What is needed: How many lines in the entries below contain the string "screenshot"? Reply with the number only.

======== Data ========

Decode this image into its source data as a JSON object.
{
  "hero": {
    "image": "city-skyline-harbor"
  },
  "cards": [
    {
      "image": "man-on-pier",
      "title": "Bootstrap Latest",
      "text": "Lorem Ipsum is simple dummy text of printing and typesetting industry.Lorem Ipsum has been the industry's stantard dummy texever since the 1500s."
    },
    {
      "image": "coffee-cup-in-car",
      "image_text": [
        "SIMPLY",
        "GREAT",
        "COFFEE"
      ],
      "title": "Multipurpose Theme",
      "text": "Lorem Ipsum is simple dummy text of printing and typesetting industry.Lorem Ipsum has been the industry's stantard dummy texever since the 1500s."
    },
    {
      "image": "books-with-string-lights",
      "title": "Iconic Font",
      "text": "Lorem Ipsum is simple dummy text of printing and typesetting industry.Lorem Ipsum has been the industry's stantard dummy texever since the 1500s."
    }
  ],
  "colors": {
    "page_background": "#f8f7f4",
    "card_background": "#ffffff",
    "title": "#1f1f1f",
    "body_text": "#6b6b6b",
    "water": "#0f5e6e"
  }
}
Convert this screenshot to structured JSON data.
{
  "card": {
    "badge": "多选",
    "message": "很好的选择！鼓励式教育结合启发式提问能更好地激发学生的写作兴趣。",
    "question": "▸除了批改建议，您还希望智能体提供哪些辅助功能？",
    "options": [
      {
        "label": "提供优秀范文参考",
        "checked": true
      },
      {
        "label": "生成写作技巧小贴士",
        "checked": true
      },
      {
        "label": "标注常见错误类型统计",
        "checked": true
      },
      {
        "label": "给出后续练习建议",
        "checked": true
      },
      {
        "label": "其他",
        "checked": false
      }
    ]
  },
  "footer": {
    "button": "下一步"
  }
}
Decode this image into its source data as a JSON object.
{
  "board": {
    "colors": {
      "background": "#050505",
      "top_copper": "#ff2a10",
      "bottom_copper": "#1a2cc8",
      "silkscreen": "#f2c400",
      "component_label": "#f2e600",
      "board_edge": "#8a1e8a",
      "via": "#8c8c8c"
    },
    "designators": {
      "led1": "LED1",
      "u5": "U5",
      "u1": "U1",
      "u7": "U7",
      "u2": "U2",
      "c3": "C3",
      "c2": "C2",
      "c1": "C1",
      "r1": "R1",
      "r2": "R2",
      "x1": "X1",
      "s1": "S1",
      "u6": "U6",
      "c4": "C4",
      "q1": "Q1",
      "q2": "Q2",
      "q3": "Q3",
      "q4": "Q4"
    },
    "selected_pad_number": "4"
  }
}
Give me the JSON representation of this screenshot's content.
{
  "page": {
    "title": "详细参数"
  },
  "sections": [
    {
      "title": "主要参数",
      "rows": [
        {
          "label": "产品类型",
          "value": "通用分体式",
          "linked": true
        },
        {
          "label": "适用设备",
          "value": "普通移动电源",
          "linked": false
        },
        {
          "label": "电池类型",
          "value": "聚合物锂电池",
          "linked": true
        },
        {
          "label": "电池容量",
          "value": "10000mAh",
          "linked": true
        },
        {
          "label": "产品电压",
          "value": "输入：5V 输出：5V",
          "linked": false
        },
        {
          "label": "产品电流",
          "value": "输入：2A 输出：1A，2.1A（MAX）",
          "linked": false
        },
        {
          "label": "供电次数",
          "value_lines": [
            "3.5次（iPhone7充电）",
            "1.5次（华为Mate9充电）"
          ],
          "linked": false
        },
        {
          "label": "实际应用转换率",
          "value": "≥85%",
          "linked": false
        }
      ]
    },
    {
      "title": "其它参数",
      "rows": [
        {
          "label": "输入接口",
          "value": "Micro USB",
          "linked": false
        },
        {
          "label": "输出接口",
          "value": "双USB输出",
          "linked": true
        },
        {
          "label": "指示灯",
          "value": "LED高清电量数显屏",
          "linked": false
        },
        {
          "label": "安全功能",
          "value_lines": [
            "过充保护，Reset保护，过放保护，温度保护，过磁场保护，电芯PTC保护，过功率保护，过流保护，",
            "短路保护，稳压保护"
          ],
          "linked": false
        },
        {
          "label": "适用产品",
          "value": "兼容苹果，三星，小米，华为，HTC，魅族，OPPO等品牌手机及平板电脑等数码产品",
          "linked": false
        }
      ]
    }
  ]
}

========

Exercise output: 2